* [GIVEN DATA]
=====
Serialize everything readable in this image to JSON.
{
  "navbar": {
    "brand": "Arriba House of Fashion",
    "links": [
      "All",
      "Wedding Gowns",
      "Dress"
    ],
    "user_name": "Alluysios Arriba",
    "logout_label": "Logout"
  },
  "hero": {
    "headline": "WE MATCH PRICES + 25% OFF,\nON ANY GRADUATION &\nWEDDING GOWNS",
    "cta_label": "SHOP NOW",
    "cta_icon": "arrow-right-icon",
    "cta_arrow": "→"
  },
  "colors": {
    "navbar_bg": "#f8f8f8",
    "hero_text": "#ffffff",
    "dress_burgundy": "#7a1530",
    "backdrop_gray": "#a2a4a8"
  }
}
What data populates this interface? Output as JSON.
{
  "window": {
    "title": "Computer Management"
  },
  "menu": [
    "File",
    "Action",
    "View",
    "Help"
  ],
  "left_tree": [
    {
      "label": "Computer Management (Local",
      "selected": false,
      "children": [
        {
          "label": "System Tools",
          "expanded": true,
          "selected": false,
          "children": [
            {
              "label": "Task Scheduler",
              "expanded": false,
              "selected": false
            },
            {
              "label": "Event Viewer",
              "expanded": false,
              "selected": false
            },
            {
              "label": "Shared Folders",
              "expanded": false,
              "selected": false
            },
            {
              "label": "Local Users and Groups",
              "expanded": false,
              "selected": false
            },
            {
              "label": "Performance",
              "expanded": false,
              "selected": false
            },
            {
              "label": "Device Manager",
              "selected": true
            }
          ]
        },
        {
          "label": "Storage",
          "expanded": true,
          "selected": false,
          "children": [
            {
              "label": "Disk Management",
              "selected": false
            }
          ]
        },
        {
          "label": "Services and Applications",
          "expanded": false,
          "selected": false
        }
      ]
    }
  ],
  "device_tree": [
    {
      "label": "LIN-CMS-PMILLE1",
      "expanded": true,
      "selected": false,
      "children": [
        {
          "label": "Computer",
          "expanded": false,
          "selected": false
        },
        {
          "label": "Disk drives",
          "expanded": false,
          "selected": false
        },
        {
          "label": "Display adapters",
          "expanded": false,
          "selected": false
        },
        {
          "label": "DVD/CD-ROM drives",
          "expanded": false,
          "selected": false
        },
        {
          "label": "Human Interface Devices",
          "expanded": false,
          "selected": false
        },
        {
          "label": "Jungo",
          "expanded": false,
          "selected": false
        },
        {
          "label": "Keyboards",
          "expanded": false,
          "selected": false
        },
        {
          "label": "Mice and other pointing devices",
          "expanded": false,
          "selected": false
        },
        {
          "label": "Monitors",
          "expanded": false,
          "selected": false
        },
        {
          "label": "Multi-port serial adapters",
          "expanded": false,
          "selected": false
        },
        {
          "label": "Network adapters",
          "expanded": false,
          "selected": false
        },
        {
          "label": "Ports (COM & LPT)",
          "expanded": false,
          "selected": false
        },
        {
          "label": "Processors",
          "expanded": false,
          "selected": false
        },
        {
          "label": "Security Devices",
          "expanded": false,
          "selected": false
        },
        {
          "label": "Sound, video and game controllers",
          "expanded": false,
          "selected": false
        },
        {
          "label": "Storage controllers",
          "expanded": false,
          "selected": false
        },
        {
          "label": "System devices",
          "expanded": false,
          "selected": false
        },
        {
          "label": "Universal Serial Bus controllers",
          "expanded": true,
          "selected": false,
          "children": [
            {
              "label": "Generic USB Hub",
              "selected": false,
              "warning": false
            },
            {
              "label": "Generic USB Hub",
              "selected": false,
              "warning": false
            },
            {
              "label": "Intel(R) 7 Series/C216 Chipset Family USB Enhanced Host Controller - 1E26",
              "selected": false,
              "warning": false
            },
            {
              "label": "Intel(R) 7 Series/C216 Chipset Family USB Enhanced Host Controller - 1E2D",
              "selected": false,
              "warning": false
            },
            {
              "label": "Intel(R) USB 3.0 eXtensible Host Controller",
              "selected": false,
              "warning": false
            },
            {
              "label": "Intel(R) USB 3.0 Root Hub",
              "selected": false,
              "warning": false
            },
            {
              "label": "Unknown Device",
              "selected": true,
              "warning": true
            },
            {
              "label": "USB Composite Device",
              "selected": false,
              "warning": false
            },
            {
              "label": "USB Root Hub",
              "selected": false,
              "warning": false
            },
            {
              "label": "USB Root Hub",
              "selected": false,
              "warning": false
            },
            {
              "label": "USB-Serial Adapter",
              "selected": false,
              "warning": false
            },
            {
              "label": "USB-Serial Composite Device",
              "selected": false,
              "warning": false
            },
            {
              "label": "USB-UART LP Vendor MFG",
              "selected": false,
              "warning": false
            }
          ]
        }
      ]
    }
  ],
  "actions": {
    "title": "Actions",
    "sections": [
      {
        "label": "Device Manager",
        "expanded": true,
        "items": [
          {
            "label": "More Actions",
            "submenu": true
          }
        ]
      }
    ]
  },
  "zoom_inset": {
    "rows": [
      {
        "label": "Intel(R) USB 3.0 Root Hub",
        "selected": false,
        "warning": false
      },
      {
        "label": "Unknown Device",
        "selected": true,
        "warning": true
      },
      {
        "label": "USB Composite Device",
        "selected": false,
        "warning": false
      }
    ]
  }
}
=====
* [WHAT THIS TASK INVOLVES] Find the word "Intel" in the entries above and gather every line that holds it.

* [FINAL ANSWER]
              "label": "Intel(R) 7 Series/C216 Chipset Family USB Enhanced Host Controller - 1E26",
              "label": "Intel(R) 7 Series/C216 Chipset Family USB Enhanced Host Controller - 1E2D",
              "label": "Intel(R) USB 3.0 eXtensible Host Controller",
              "label": "Intel(R) USB 3.0 Root Hub",
        "label": "Intel(R) USB 3.0 Root Hub",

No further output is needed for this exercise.